International T20 should be the pinnacle of the format, not domestic leagues, according to Jos Buttler who does not endorse the view of England coach Trevor Bayliss that T20Is be restricted to a period around World T20 events. However, he added his voice to the growing calls that something needs to be done about the scheduling to ensure all three formats can co-exist at the top level.
Two of his team-mates, Alex Hales and Adil Rashid, have recently halted their first-class careers to focus on the white ball and Buttler admitted the thought of similar had occasionally crossed his mind. For now he will keep his options open and sees a window to return to Championship cricket for Lancashire at the backend of the 2018 English season.
In so many ways, Buttler is the template of the modern cricketer: forging his name in the white-ball formats, and spending months on the road even though he doesn't feature in the Test team. He has been away since the end of October, starting in the Bangladesh Premier League, into the Big Bash and now England duty. He will have a couple of weeks at home before the IPL which runs until late May. The leagues are all his choice, so there may not be vast sympathy from some, but for in-demand players the schedule is unrelenting.
Bayliss' suggestion, put forward after the T20 tri-series where England failed to impress, was for the shortest format to be largely left to domestic structures but Buttler, who earlier this month told Sky Sports that he could see cricket being a one-format game in 20 years, remains a country over club man.
"I wouldn't be a fan of that. I don't think that's the right way to go," he said. "I think T20 cricket is so strong, then surely the pinnacle - as it would be for guys wanting to play Test match cricket - should be playing for your international side.
"I think for a professional cricketer, in any form of the game, your aspirations are always to represent your country."
Endorsing the international T20 game further, Buttler added that the format deserves more than one-off matches tagged on to the start or end of a tour. The game is heading that way, with the recent tri-series attempting to bring more meaning to the games, while the number of three-match series are increasing.
"Some tours where there have been three and three [T20s and ODIs] have been a really enjoyable split from the players' point of view, it gives both formats relevance and competition. If you're just going to play one T20 thrown on the end, it almost doesn't seem like there's much on it or much point to it."

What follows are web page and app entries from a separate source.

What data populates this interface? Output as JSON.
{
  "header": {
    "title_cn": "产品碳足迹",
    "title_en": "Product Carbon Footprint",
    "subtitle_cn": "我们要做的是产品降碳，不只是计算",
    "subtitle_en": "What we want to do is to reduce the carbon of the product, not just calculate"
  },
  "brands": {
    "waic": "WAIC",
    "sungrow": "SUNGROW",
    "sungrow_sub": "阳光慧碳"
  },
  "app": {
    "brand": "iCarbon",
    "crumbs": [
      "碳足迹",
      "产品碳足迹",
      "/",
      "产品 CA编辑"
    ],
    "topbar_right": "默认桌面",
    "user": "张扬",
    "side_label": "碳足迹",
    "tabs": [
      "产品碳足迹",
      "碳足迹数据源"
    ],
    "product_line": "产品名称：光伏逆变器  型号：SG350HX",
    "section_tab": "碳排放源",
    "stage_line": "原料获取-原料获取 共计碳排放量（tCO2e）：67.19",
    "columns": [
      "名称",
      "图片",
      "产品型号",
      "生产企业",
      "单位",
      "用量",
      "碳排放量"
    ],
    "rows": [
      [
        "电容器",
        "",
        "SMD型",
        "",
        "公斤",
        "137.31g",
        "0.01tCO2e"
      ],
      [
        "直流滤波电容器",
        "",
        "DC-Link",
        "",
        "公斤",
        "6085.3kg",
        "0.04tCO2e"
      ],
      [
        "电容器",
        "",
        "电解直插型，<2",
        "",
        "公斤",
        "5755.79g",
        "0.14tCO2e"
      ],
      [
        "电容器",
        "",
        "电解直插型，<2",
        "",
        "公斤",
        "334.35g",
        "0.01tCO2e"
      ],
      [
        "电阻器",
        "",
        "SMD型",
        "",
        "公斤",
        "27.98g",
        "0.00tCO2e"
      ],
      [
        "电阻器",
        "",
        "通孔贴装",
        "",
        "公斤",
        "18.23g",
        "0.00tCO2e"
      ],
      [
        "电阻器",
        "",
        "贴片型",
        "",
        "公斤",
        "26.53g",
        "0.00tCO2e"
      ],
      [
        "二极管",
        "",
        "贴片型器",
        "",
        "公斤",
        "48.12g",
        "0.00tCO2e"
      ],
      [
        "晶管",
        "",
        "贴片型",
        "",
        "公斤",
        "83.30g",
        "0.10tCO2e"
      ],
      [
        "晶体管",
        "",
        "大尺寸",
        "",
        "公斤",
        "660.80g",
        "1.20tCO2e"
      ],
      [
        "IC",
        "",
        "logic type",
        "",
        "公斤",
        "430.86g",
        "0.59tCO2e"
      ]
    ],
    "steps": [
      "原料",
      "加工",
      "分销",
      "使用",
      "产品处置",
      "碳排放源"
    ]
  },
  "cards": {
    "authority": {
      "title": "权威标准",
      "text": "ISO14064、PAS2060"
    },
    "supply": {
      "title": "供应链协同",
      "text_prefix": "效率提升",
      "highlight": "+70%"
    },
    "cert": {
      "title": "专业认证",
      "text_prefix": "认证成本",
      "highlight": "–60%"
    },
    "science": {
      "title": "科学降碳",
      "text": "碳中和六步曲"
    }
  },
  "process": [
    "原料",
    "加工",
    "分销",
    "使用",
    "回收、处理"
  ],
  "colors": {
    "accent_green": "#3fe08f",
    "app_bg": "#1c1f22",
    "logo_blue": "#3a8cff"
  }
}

Buttler said he still valued the five-match ODI series but did agree that something has to give if the game wants to stop players opting out of a format - although he suggested that the one to make way should not always have to be first-class or Test cricket. Earlier this week, Eoin Morgan said the only way Test cricket would survive would be if the money on offer matches that available in T20 leagues around the world.
"There's nothing wrong with people being Test match specialists either," Buttler said. "There is no reason why a young player couldn't say 'I am going focus all my ambitions and efforts to be a Test match cricketer'.
"I think it comes down a little bit to what you're trying to get from the game and how you see yourself fitting into it. It may not be possible to do all three, but there's no reason why people can't specialise in red-ball cricket as well as white-ball."
For those that want to play all three formats, the game is already asking too much. "There aren't many people around the world who are capable of doing it," he said. "In England, we have three or four, but obviously, with all the cricket and scheduling, they don't play every single game of every format, because it's probably not quite possible. It's not an easy thing to do, and that's why the guys who do it are the best players."
On his own Test ambitions, which Buttler has repeatedly said remain intact albeit distant at the moment, he replied "maybe" when asked if not adding to his 18 caps would leave him unfulfilled but has reminded himself of the 18 matches he has played.
"I don't want to have too many regrets. I'm obviously very fortunate to have played Test cricket at all," he said. "I was thinking about it the other day - that one thing you'd want to get out of a Test career would be winning an Ashes series in England.
"Not that I performed very well. But I'm lucky enough to have that, and no one will ever take that away from me. You're always desperate to do as well as you can, and fulfil your promise and potential as much as you can. But I won't lose any sleep over it."